Interface dataset entries
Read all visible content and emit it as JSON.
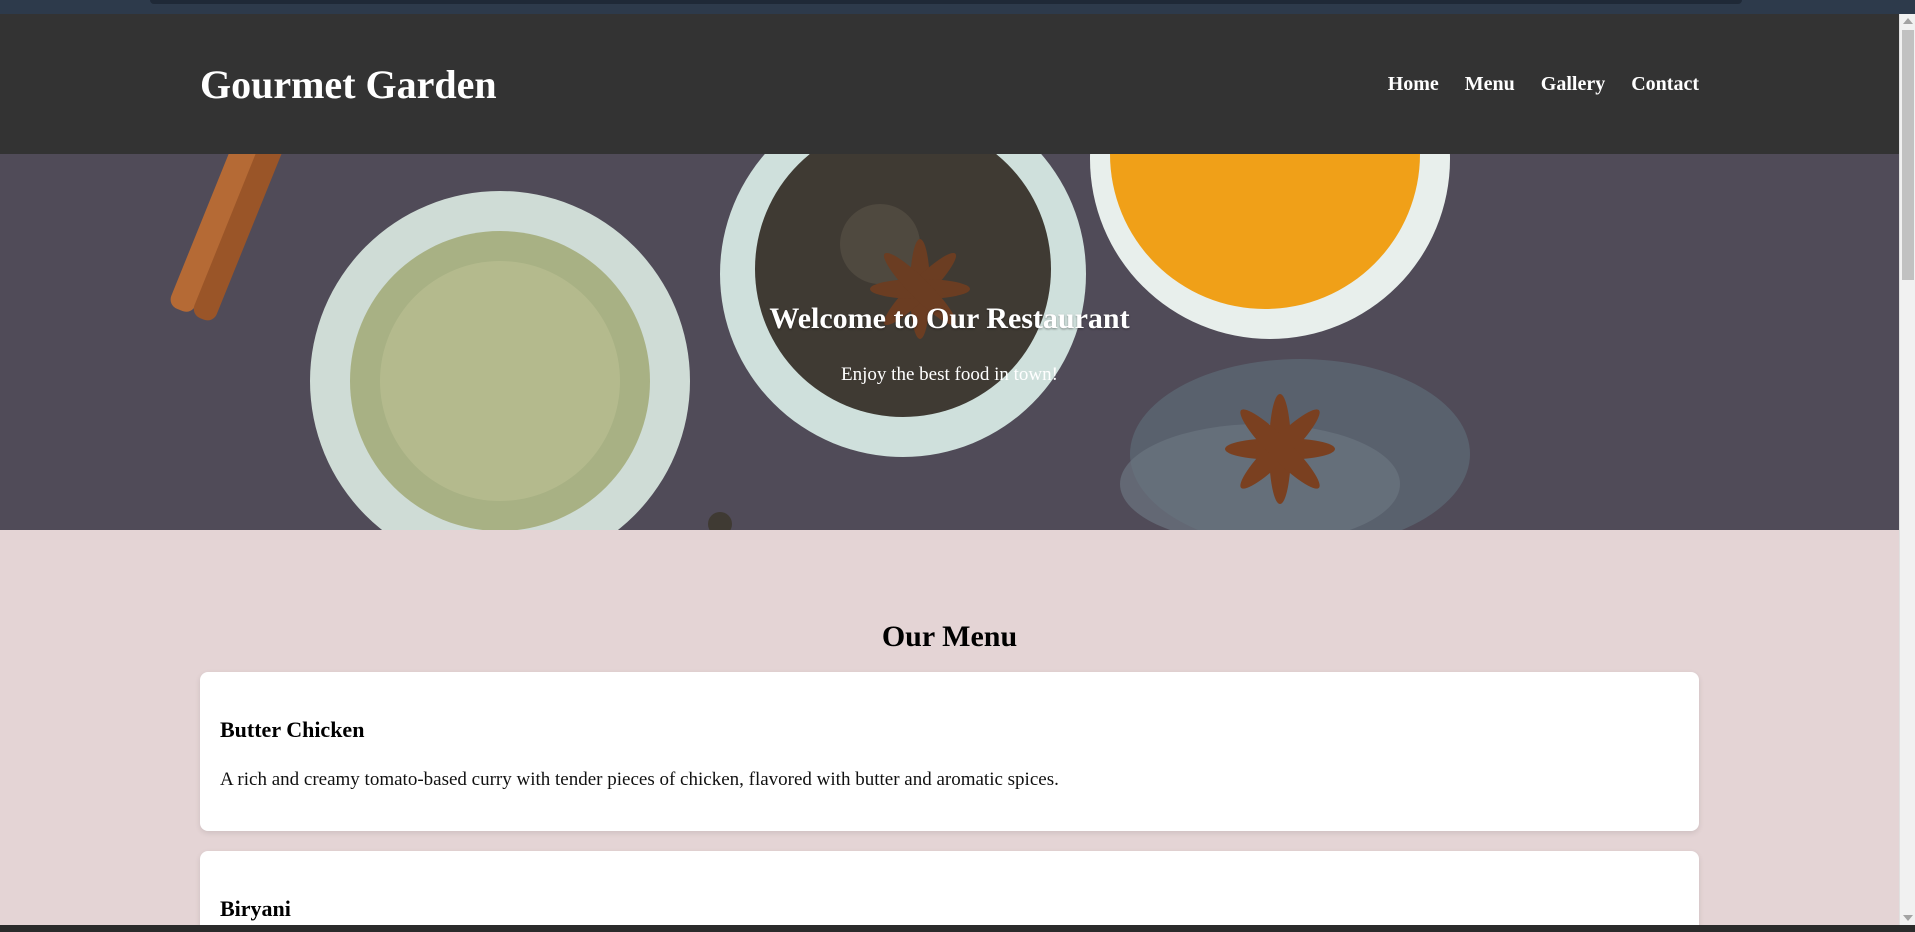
{
  "header": {
    "logo": "Gourmet Garden",
    "nav": [
      "Home",
      "Menu",
      "Gallery",
      "Contact"
    ]
  },
  "hero": {
    "title": "Welcome to Our Restaurant",
    "subtitle": "Enjoy the best food in town!"
  },
  "menu": {
    "title": "Our Menu",
    "items": [
      {
        "name": "Butter Chicken",
        "description": "A rich and creamy tomato-based curry with tender pieces of chicken, flavored with butter and aromatic spices."
      },
      {
        "name": "Biryani",
        "description": ""
      }
    ]
  },
  "colors": {
    "header_bg": "#333333",
    "page_bg": "#e4d4d5",
    "hero_bg": "#504b58",
    "turmeric": "#f0a018"
  }
}
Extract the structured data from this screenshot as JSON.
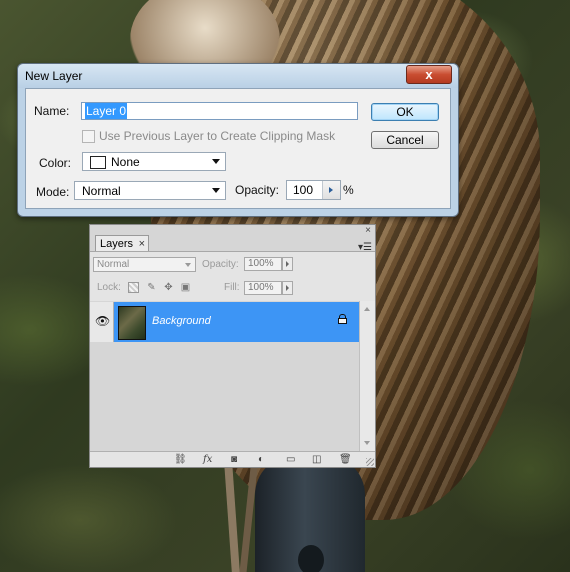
{
  "dialog": {
    "title": "New Layer",
    "close_label": "x",
    "name_label": "Name:",
    "name_value": "Layer 0",
    "clipping_label": "Use Previous Layer to Create Clipping Mask",
    "color_label": "Color:",
    "color_value": "None",
    "mode_label": "Mode:",
    "mode_value": "Normal",
    "opacity_label": "Opacity:",
    "opacity_value": "100",
    "opacity_unit": "%",
    "ok_label": "OK",
    "cancel_label": "Cancel"
  },
  "layers_panel": {
    "tab_label": "Layers",
    "tab_close": "×",
    "panel_close": "×",
    "menu_glyph": "▾☰",
    "blend_mode": "Normal",
    "opacity_label": "Opacity:",
    "opacity_value": "100%",
    "lock_label": "Lock:",
    "fill_label": "Fill:",
    "fill_value": "100%",
    "layers": [
      {
        "name": "Background",
        "visible": true,
        "locked": true,
        "selected": true
      }
    ],
    "bottom_icons": [
      "link-icon",
      "fx-icon",
      "mask-icon",
      "adjustment-icon",
      "group-folder-icon",
      "new-layer-icon",
      "trash-icon"
    ],
    "fx_label": "fx"
  },
  "colors": {
    "selection_blue": "#3d95f5",
    "dialog_frame": "#bcd2e6",
    "close_red": "#c94d31"
  }
}
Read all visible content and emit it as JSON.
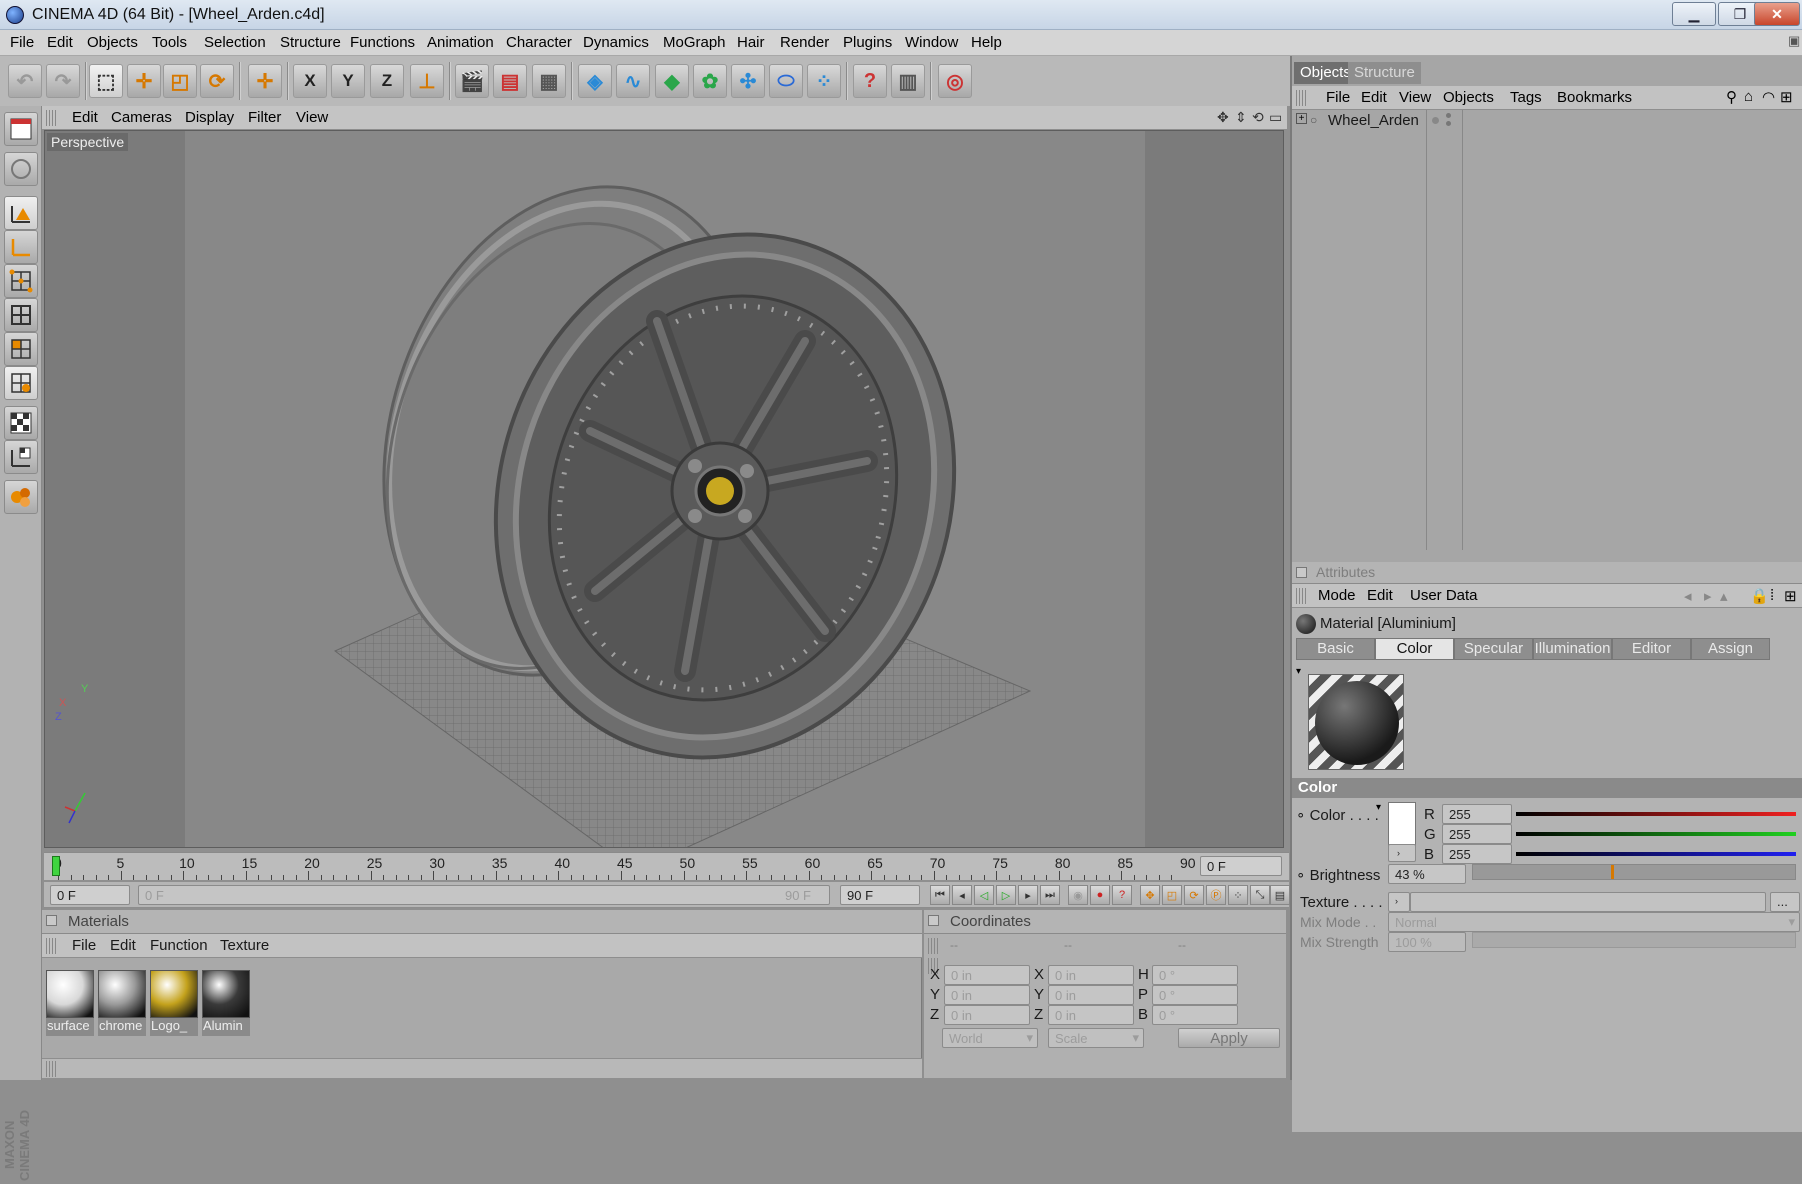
{
  "window": {
    "title": "CINEMA 4D (64 Bit) - [Wheel_Arden.c4d]",
    "min": "▁",
    "max": "❐",
    "close": "✕"
  },
  "menubar": [
    "File",
    "Edit",
    "Objects",
    "Tools",
    "Selection",
    "Structure",
    "Functions",
    "Animation",
    "Character",
    "Dynamics",
    "MoGraph",
    "Hair",
    "Render",
    "Plugins",
    "Window",
    "Help"
  ],
  "toolbar_axes": [
    "X",
    "Y",
    "Z"
  ],
  "viewport": {
    "menu": [
      "Edit",
      "Cameras",
      "Display",
      "Filter",
      "View"
    ],
    "label": "Perspective",
    "axis_labels": {
      "x": "X",
      "y": "Y",
      "z": "Z"
    }
  },
  "timeline": {
    "ticks": [
      "0",
      "5",
      "10",
      "15",
      "20",
      "25",
      "30",
      "35",
      "40",
      "45",
      "50",
      "55",
      "60",
      "65",
      "70",
      "75",
      "80",
      "85",
      "90"
    ],
    "current_frame": "0 F",
    "start_frame": "0 F",
    "scrub_start": "0 F",
    "scrub_end": "90 F",
    "end_frame": "90 F"
  },
  "materials": {
    "title": "Materials",
    "menu": [
      "File",
      "Edit",
      "Function",
      "Texture"
    ],
    "items": [
      {
        "name": "surface",
        "color": "#d8d8d8"
      },
      {
        "name": "chrome",
        "color": "#9a9a9a"
      },
      {
        "name": "Logo_",
        "color": "#c4a21c"
      },
      {
        "name": "Alumin",
        "color": "#3a3a3a"
      }
    ]
  },
  "coordinates": {
    "title": "Coordinates",
    "col_headers": [
      "--",
      "--",
      "--"
    ],
    "rows": [
      {
        "l1": "X",
        "v1": "0 in",
        "l2": "X",
        "v2": "0 in",
        "l3": "H",
        "v3": "0 °"
      },
      {
        "l1": "Y",
        "v1": "0 in",
        "l2": "Y",
        "v2": "0 in",
        "l3": "P",
        "v3": "0 °"
      },
      {
        "l1": "Z",
        "v1": "0 in",
        "l2": "Z",
        "v2": "0 in",
        "l3": "B",
        "v3": "0 °"
      }
    ],
    "mode_world": "World",
    "mode_scale": "Scale",
    "apply": "Apply"
  },
  "objects_panel": {
    "tabs": [
      "Objects",
      "Structure"
    ],
    "menu": [
      "File",
      "Edit",
      "View",
      "Objects",
      "Tags",
      "Bookmarks"
    ],
    "tree": [
      {
        "name": "Wheel_Arden"
      }
    ]
  },
  "attributes": {
    "title": "Attributes",
    "menu": [
      "Mode",
      "Edit",
      "User Data"
    ],
    "material_title": "Material [Aluminium]",
    "tabs": [
      "Basic",
      "Color",
      "Specular",
      "Illumination",
      "Editor",
      "Assign"
    ],
    "active_tab": "Color",
    "section": "Color",
    "color_label": "Color . . . .",
    "r_label": "R",
    "r_value": "255",
    "g_label": "G",
    "g_value": "255",
    "b_label": "B",
    "b_value": "255",
    "brightness_label": "Brightness",
    "brightness_value": "43 %",
    "brightness_level": 0.43,
    "texture_label": "Texture . . . .",
    "mixmode_label": "Mix Mode . .",
    "mixmode_value": "Normal",
    "mixstrength_label": "Mix Strength",
    "mixstrength_value": "100 %"
  },
  "maxon": "MAXON CINEMA 4D",
  "colors": {
    "accent_orange": "#d67800",
    "timeline_green": "#3fd43f",
    "red_slider": "#e02020",
    "green_slider": "#20c020",
    "blue_slider": "#2020e0"
  }
}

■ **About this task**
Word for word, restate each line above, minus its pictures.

■ **Solution to the exercise**
Read all visible content and emit it as JSON.
{
  "header": {
    "logo": "Gourmet Garden",
    "nav": [
      "Home",
      "Menu",
      "Gallery",
      "Contact"
    ]
  },
  "hero": {
    "title": "Welcome to Our Restaurant",
    "subtitle": "Enjoy the best food in town!"
  },
  "menu": {
    "title": "Our Menu",
    "items": [
      {
        "name": "Butter Chicken",
        "description": "A rich and creamy tomato-based curry with tender pieces of chicken, flavored with butter and aromatic spices."
      },
      {
        "name": "Biryani",
        "description": ""
      }
    ]
  },
  "colors": {
    "header_bg": "#333333",
    "page_bg": "#e4d4d5",
    "hero_bg": "#504b58",
    "turmeric": "#f0a018"
  }
}
Extract the structured data from this screenshot as JSON.
{
  "dialog": {
    "title": "New Layer",
    "close_label": "x",
    "name_label": "Name:",
    "name_value": "Layer 0",
    "clipping_label": "Use Previous Layer to Create Clipping Mask",
    "color_label": "Color:",
    "color_value": "None",
    "mode_label": "Mode:",
    "mode_value": "Normal",
    "opacity_label": "Opacity:",
    "opacity_value": "100",
    "opacity_unit": "%",
    "ok_label": "OK",
    "cancel_label": "Cancel"
  },
  "layers_panel": {
    "tab_label": "Layers",
    "tab_close": "×",
    "panel_close": "×",
    "menu_glyph": "▾☰",
    "blend_mode": "Normal",
    "opacity_label": "Opacity:",
    "opacity_value": "100%",
    "lock_label": "Lock:",
    "fill_label": "Fill:",
    "fill_value": "100%",
    "layers": [
      {
        "name": "Background",
        "visible": true,
        "locked": true,
        "selected": true
      }
    ],
    "bottom_icons": [
      "link-icon",
      "fx-icon",
      "mask-icon",
      "adjustment-icon",
      "group-folder-icon",
      "new-layer-icon",
      "trash-icon"
    ],
    "fx_label": "fx"
  },
  "colors": {
    "selection_blue": "#3d95f5",
    "dialog_frame": "#bcd2e6",
    "close_red": "#c94d31"
  }
}
Read all visible content and emit it as JSON.
{
  "window": {
    "title": "CINEMA 4D (64 Bit) - [Wheel_Arden.c4d]",
    "min": "▁",
    "max": "❐",
    "close": "✕"
  },
  "menubar": [
    "File",
    "Edit",
    "Objects",
    "Tools",
    "Selection",
    "Structure",
    "Functions",
    "Animation",
    "Character",
    "Dynamics",
    "MoGraph",
    "Hair",
    "Render",
    "Plugins",
    "Window",
    "Help"
  ],
  "toolbar_axes": [
    "X",
    "Y",
    "Z"
  ],
  "viewport": {
    "menu": [
      "Edit",
      "Cameras",
      "Display",
      "Filter",
      "View"
    ],
    "label": "Perspective",
    "axis_labels": {
      "x": "X",
      "y": "Y",
      "z": "Z"
    }
  },
  "timeline": {
    "ticks": [
      "0",
      "5",
      "10",
      "15",
      "20",
      "25",
      "30",
      "35",
      "40",
      "45",
      "50",
      "55",
      "60",
      "65",
      "70",
      "75",
      "80",
      "85",
      "90"
    ],
    "current_frame": "0 F",
    "start_frame": "0 F",
    "scrub_start": "0 F",
    "scrub_end": "90 F",
    "end_frame": "90 F"
  },
  "materials": {
    "title": "Materials",
    "menu": [
      "File",
      "Edit",
      "Function",
      "Texture"
    ],
    "items": [
      {
        "name": "surface",
        "color": "#d8d8d8"
      },
      {
        "name": "chrome",
        "color": "#9a9a9a"
      },
      {
        "name": "Logo_",
        "color": "#c4a21c"
      },
      {
        "name": "Alumin",
        "color": "#3a3a3a"
      }
    ]
  },
  "coordinates": {
    "title": "Coordinates",
    "col_headers": [
      "--",
      "--",
      "--"
    ],
    "rows": [
      {
        "l1": "X",
        "v1": "0 in",
        "l2": "X",
        "v2": "0 in",
        "l3": "H",
        "v3": "0 °"
      },
      {
        "l1": "Y",
        "v1": "0 in",
        "l2": "Y",
        "v2": "0 in",
        "l3": "P",
        "v3": "0 °"
      },
      {
        "l1": "Z",
        "v1": "0 in",
        "l2": "Z",
        "v2": "0 in",
        "l3": "B",
        "v3": "0 °"
      }
    ],
    "mode_world": "World",
    "mode_scale": "Scale",
    "apply": "Apply"
  },
  "objects_panel": {
    "tabs": [
      "Objects",
      "Structure"
    ],
    "menu": [
      "File",
      "Edit",
      "View",
      "Objects",
      "Tags",
      "Bookmarks"
    ],
    "tree": [
      {
        "name": "Wheel_Arden"
      }
    ]
  },
  "attributes": {
    "title": "Attributes",
    "menu": [
      "Mode",
      "Edit",
      "User Data"
    ],
    "material_title": "Material [Aluminium]",
    "tabs": [
      "Basic",
      "Color",
      "Specular",
      "Illumination",
      "Editor",
      "Assign"
    ],
    "active_tab": "Color",
    "section": "Color",
    "color_label": "Color . . . .",
    "r_label": "R",
    "r_value": "255",
    "g_label": "G",
    "g_value": "255",
    "b_label": "B",
    "b_value": "255",
    "brightness_label": "Brightness",
    "brightness_value": "43 %",
    "brightness_level": 0.43,
    "texture_label": "Texture . . . .",
    "mixmode_label": "Mix Mode . .",
    "mixmode_value": "Normal",
    "mixstrength_label": "Mix Strength",
    "mixstrength_value": "100 %"
  },
  "maxon": "MAXON CINEMA 4D",
  "colors": {
    "accent_orange": "#d67800",
    "timeline_green": "#3fd43f",
    "red_slider": "#e02020",
    "green_slider": "#20c020",
    "blue_slider": "#2020e0"
  }
}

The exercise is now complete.